Hassan is a hardworking 37-year-old from Kenya who works as a casual laborer. He lives in a single-room rental house that costs about $10 per month. On July 25th, Hassan was working as a night guard when he was attacked by unknown people. During the attack, his left leg was hit with a sharp object. He was eventually taken to a nearby health facility for emergency treatment, where he received stitches and was discharged with pain medication. However, his condition did not improve, and he was still unable to walk. Community health workers in the area took Hassan to a nearby hospital, where an X-ray revealed a transverse patella fracture with some displacement. A doctor at our medical partner's care center, AIC Kijabe Hospital, recommends that he undergo fracture repair surgery. Hassan shares that income from casual labor jobs in Kenya is inconsistent and is not enough to pay for the proposed procedure. He also does not have medical insurance and would need to pay for the surgery in cash. Fortunately, surgeons at our medical partner can help. On August 26th, Hassan will undergo a fracture repair procedure, called an open reduction and internal fixation. This procedure will help him walk easily again. Now, our medical partner, African Mission Healthcare Foundation, is requesting $979 to fund this procedure. Hassan says, “I am struggling to walk as a result of the fracture. I am unable to get any manual work to earn a living because I cannot use my legs. Surviving without a job is an issue. I need this surgery to be able to work.”
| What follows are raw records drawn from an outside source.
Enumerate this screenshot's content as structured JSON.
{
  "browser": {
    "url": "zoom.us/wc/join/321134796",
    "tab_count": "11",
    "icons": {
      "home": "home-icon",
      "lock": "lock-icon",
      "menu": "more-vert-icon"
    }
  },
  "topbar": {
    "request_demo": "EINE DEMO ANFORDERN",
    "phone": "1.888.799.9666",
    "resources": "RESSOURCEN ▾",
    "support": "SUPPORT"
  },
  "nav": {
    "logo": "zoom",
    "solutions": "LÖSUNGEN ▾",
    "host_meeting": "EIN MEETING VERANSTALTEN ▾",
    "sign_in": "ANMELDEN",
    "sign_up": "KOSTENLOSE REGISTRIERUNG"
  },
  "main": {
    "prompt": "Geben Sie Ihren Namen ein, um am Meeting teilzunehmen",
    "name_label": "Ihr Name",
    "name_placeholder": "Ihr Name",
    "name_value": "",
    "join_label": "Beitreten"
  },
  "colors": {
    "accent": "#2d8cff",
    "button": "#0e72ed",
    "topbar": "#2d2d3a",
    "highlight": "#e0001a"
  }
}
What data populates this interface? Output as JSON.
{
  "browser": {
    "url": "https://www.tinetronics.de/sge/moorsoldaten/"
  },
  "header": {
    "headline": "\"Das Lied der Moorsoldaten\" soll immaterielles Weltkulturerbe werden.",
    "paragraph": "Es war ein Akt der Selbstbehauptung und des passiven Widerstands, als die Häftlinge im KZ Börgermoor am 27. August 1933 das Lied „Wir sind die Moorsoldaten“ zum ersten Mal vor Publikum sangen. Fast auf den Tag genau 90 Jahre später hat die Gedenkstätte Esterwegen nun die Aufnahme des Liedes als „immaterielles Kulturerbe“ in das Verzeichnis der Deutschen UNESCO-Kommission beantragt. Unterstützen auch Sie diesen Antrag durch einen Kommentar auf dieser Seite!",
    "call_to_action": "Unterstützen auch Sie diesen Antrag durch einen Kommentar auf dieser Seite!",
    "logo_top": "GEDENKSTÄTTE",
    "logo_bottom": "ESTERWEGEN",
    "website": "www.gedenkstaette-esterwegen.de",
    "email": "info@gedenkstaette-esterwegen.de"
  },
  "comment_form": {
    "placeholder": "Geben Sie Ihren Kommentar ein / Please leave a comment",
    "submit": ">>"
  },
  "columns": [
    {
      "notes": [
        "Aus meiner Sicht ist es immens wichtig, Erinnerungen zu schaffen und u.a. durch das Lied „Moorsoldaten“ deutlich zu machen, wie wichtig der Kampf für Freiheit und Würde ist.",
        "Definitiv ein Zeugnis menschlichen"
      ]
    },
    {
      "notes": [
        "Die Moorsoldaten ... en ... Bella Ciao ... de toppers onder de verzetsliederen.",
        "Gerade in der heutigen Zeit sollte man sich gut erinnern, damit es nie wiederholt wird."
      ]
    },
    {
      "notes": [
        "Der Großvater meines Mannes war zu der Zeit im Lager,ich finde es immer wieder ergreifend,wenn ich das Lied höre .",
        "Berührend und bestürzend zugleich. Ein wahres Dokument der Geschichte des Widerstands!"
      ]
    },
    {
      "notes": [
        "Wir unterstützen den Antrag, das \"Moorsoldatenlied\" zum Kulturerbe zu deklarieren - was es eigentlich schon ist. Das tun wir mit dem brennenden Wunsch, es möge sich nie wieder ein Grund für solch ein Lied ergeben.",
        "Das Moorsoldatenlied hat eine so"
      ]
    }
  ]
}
Erlinda is a hardworking 54-year-old woman from the Philippines. She earns money to support her family by washing and ironing clothes. In 2019, Erlinda began to experience troubling symptoms, including difficulty breathing and swallowing. Eventually, she noticed a growing mass on her neck. Because of this, she decided to seek medical treatment, but the doctor notified her that due to the progression of her mass, medication would not be enough to treat her condition. Erlinda was diagnosed with Thyroid Carcinoma, a type of cancer that begins in the thyroid gland. It occurs when healthy cells in the thyroid change and grow out of control, forming a tumor. She now needs surgery to prevent her symptoms from getting worse. Fortunately, our medical partner, World Surgical Foundation Philippines, is helping Erlinda receive treatment. She is scheduled to undergo a thyroidectomy on July 16th at Our Lady of Peace Hospital. Surgeons will remove all or part of her thyroid gland. This procedure will cost $890, and she needs help raising money for this life-changing care. Erlinda tearfully shared, "Where else would I find money to pay for my surgery? We can't afford it. I'm really thankful that Watsi, World Surgical Foundation Philippines, and Our Lady of Peace Hospital are going to help me."